Paul Ricœur et la question de la singularité et de l’unicité de l’événement à l’épreuve de la Shoah


  • Christian Delacroix



Event, Shoah, Negative ontology of past, Narrative identity, Inscrutability, and Standing for


The aim of this article is to analyze the work of the event’s relative desingularisation that Ricœur operates by coupling with the narrative in Time and Narrative in the early 1980s, then the re-opening of the question of the singularity and uniqueness of the event in Memory, History, Forgetting (in 2000) in the reconstructed theoretical frame of historical representation put to the test of the "event at the limits" which is the Shoah.

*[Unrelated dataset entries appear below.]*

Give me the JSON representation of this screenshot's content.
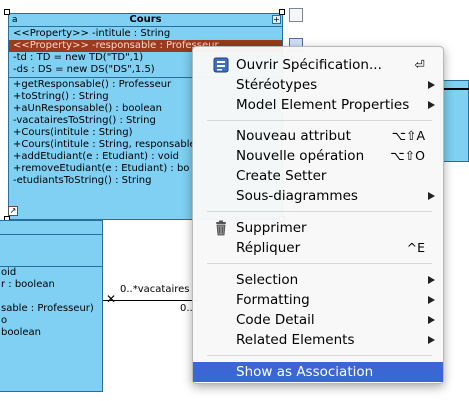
{
  "diagram": {
    "cours_class": {
      "name": "Cours",
      "stereo_tag": "a",
      "attributes": [
        "<<Property>> -intitule : String",
        "<<Property>> -responsable : Professeur",
        "-td : TD = new TD(\"TD\",1)",
        "-ds : DS = new DS(\"DS\",1.5)"
      ],
      "operations": [
        "+getResponsable() : Professeur",
        "+toString() : String",
        "+aUnResponsable() : boolean",
        "-vacatairesToString() : String",
        "+Cours(intitule : String)",
        "+Cours(intitule : String, responsable",
        "+addEtudiant(e : Etudiant) : void",
        "+removeEtudiant(e : Etudiant) : bo",
        "-etudiantsToString() : String"
      ]
    },
    "other_class": {
      "rows": [
        "oid",
        "r : boolean",
        "",
        "sable : Professeur)",
        "o",
        "boolean"
      ]
    },
    "association": {
      "role_label": "0..*vacataires",
      "mult_label": "0.."
    }
  },
  "context_menu": {
    "items": [
      {
        "label": "Ouvrir Spécification...",
        "shortcut": "⏎",
        "icon": "specification-icon"
      },
      {
        "label": "Stéréotypes",
        "submenu": true
      },
      {
        "label": "Model Element Properties",
        "submenu": true
      },
      {
        "label": "Nouveau attribut",
        "shortcut": "⌥⇧A"
      },
      {
        "label": "Nouvelle opération",
        "shortcut": "⌥⇧O"
      },
      {
        "label": "Create Setter"
      },
      {
        "label": "Sous-diagrammes",
        "submenu": true
      },
      {
        "label": "Supprimer",
        "icon": "trash-icon"
      },
      {
        "label": "Répliquer",
        "shortcut": "^E"
      },
      {
        "label": "Selection",
        "submenu": true
      },
      {
        "label": "Formatting",
        "submenu": true
      },
      {
        "label": "Code Detail",
        "submenu": true
      },
      {
        "label": "Related Elements",
        "submenu": true
      },
      {
        "label": "Show as Association",
        "highlighted": true
      }
    ]
  },
  "colors": {
    "class_fill": "#7fd0f2",
    "selected_row": "#9a3a1e",
    "menu_highlight": "#3a67d3"
  }
}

In Time and Narrative Ricœur intends to transcend, through the interweaving of history and fiction applied to founding events of collective identity like the Shoah, the epistemological aporia of the dichotomy between a history which dissolves the event in the explanation and a purely emotional attitude in the face of events of considerable ethical intensity. However, this narrativisation of the event runs up against the traumatic power of the radical extra-textual of the event — the Shoah, which thus constitutes a challenge for the historical representation of the past. It is this question that Ricœur takes up in Memory, History, Forgetting, but this time the investigation has been largely reconfigured by the dialectic of memory and history, contributing to the representation of the past. While distinguishing the absolute moral incomparability of the Shoah and the incomparability relative to the historiographical plane (i.e., possible comparability), Ricœur maintains that the entanglement between historiographical judgment and moral judgment is inevitable, thus opening up the great question of the social, political and ethical responsibility of the historian.